Canadian Municipal Water eBulletin
Archive/Subscribe | www.cwwa.ca  
   
April 30, 2014
 
 

Canada Not Immune to Impact of Global Warming

Print Print this Article | Send to Colleague

Top scientists say the latest international report on climate change shows that Canadians must wake up to the impact of warming temperatures on land, on water and in communities across the country.

They say the Intergovernmental Report on Climate Change, released Sunday in Japan, shows changes are on their way and further delays in responding to them only narrow the options. The report and other work of the Intergovernmental Panel is available from their website.

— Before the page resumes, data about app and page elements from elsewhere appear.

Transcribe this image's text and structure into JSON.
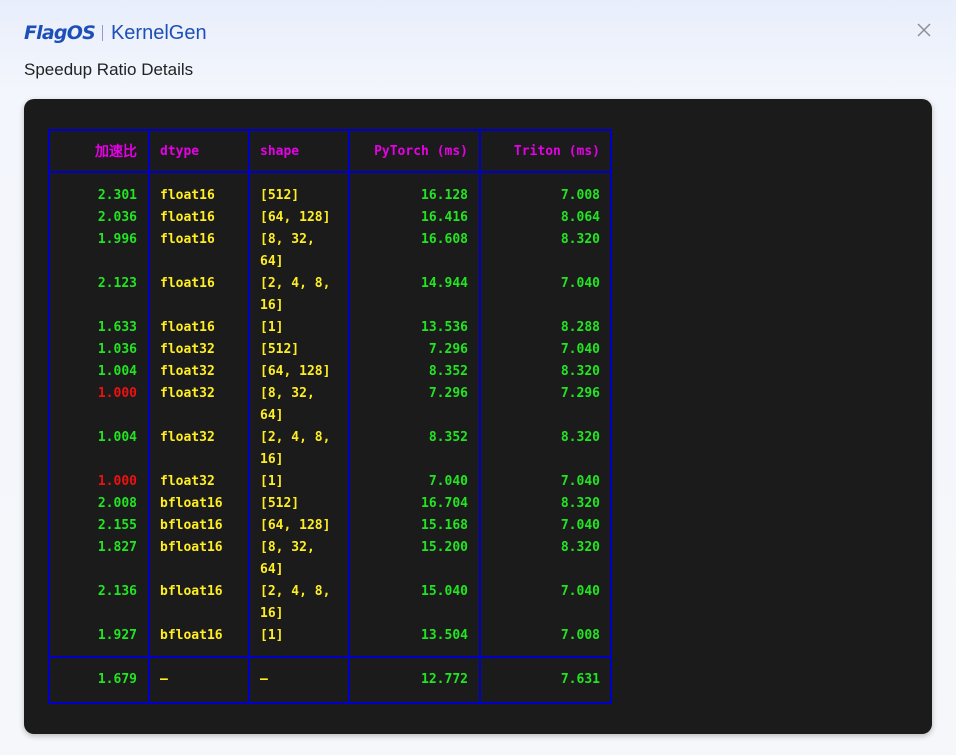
{
  "header": {
    "brand_logo": "FlagOS",
    "brand_product": "KernelGen",
    "close_icon": "close-icon"
  },
  "title": "Speedup Ratio Details",
  "colors": {
    "border": "#0000c8",
    "header_text": "#e500e5",
    "speedup_good": "#22e522",
    "speedup_bad": "#ee1111",
    "dtype_shape": "#ffee22",
    "times": "#22e522"
  },
  "table": {
    "columns": [
      "加速比",
      "dtype",
      "shape",
      "PyTorch (ms)",
      "Triton (ms)"
    ],
    "rows": [
      {
        "speedup": "2.301",
        "dtype": "float16",
        "shape": [
          "[512]"
        ],
        "pytorch": "16.128",
        "triton": "7.008",
        "status": "good"
      },
      {
        "speedup": "2.036",
        "dtype": "float16",
        "shape": [
          "[64, 128]"
        ],
        "pytorch": "16.416",
        "triton": "8.064",
        "status": "good"
      },
      {
        "speedup": "1.996",
        "dtype": "float16",
        "shape": [
          "[8, 32,",
          "64]"
        ],
        "pytorch": "16.608",
        "triton": "8.320",
        "status": "good"
      },
      {
        "speedup": "2.123",
        "dtype": "float16",
        "shape": [
          "[2, 4, 8,",
          "16]"
        ],
        "pytorch": "14.944",
        "triton": "7.040",
        "status": "good"
      },
      {
        "speedup": "1.633",
        "dtype": "float16",
        "shape": [
          "[1]"
        ],
        "pytorch": "13.536",
        "triton": "8.288",
        "status": "good"
      },
      {
        "speedup": "1.036",
        "dtype": "float32",
        "shape": [
          "[512]"
        ],
        "pytorch": "7.296",
        "triton": "7.040",
        "status": "good"
      },
      {
        "speedup": "1.004",
        "dtype": "float32",
        "shape": [
          "[64, 128]"
        ],
        "pytorch": "8.352",
        "triton": "8.320",
        "status": "good"
      },
      {
        "speedup": "1.000",
        "dtype": "float32",
        "shape": [
          "[8, 32,",
          "64]"
        ],
        "pytorch": "7.296",
        "triton": "7.296",
        "status": "bad"
      },
      {
        "speedup": "1.004",
        "dtype": "float32",
        "shape": [
          "[2, 4, 8,",
          "16]"
        ],
        "pytorch": "8.352",
        "triton": "8.320",
        "status": "good"
      },
      {
        "speedup": "1.000",
        "dtype": "float32",
        "shape": [
          "[1]"
        ],
        "pytorch": "7.040",
        "triton": "7.040",
        "status": "bad"
      },
      {
        "speedup": "2.008",
        "dtype": "bfloat16",
        "shape": [
          "[512]"
        ],
        "pytorch": "16.704",
        "triton": "8.320",
        "status": "good"
      },
      {
        "speedup": "2.155",
        "dtype": "bfloat16",
        "shape": [
          "[64, 128]"
        ],
        "pytorch": "15.168",
        "triton": "7.040",
        "status": "good"
      },
      {
        "speedup": "1.827",
        "dtype": "bfloat16",
        "shape": [
          "[8, 32,",
          "64]"
        ],
        "pytorch": "15.200",
        "triton": "8.320",
        "status": "good"
      },
      {
        "speedup": "2.136",
        "dtype": "bfloat16",
        "shape": [
          "[2, 4, 8,",
          "16]"
        ],
        "pytorch": "15.040",
        "triton": "7.040",
        "status": "good"
      },
      {
        "speedup": "1.927",
        "dtype": "bfloat16",
        "shape": [
          "[1]"
        ],
        "pytorch": "13.504",
        "triton": "7.008",
        "status": "good"
      }
    ],
    "summary": {
      "speedup": "1.679",
      "dtype": "—",
      "shape": "—",
      "pytorch": "12.772",
      "triton": "7.631"
    }
  }
}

The report says crop patterns will need to shift. Although some studies predict better growing conditions in more northern latitudes, disruptions to normal rain and snowfall patterns will cause problems, it suggests.

Some Canadian lakes are already seeing algae blooms increase at rates that can't be explained by agricultural run-off, he said. Popular fish such as lake trout could be threatened by changing patterns of spring thaw and winter freeze-up.
Floods, too, will be an issue for Canada, predicted Andrew Weaver, a British Columbia Green party legislature member, climate modeller and lead author on previous editions of the report. The number and value of insurance claims are already on the rise in Canada, he pointed out.

The report warns the entire fresh-water ecosystem of the vast boreal forest that stretches almost across the country is under threat.

Look for other nations to eye Canada's abundant fresh water with envy, Weaver warned. "If you look at the climate projections, we get a heck of a lot more water and the southern U.S. gets a heck of a lot less. Where we have water, we get more, where they don't have water, they get less."

"There are issues of water transportation that are going to raise their head in the near future whether we like it or not.''
Davidson warned that the consequences of climate change will fall more heavily on poor communities. Wealthy centres have more money to upgrade homes, build seawalls or buy more insurance. They're more likely to have better infrastructure in the first place.

An Environment Canada scientist was one of the lead authors of the study. The department declined to make him available for an interview and instead outlined in an email the measures the federal government has taken to fight climate change.

A 2012 report by Environment Canada acknowledged the country will miss its 2020 greenhouse gas reduction targets by nearly one-third.

 

 

Back to Canadian Municipal Water eBulletin

Share Share on Facebook Share on Twitter Share on LinkedIn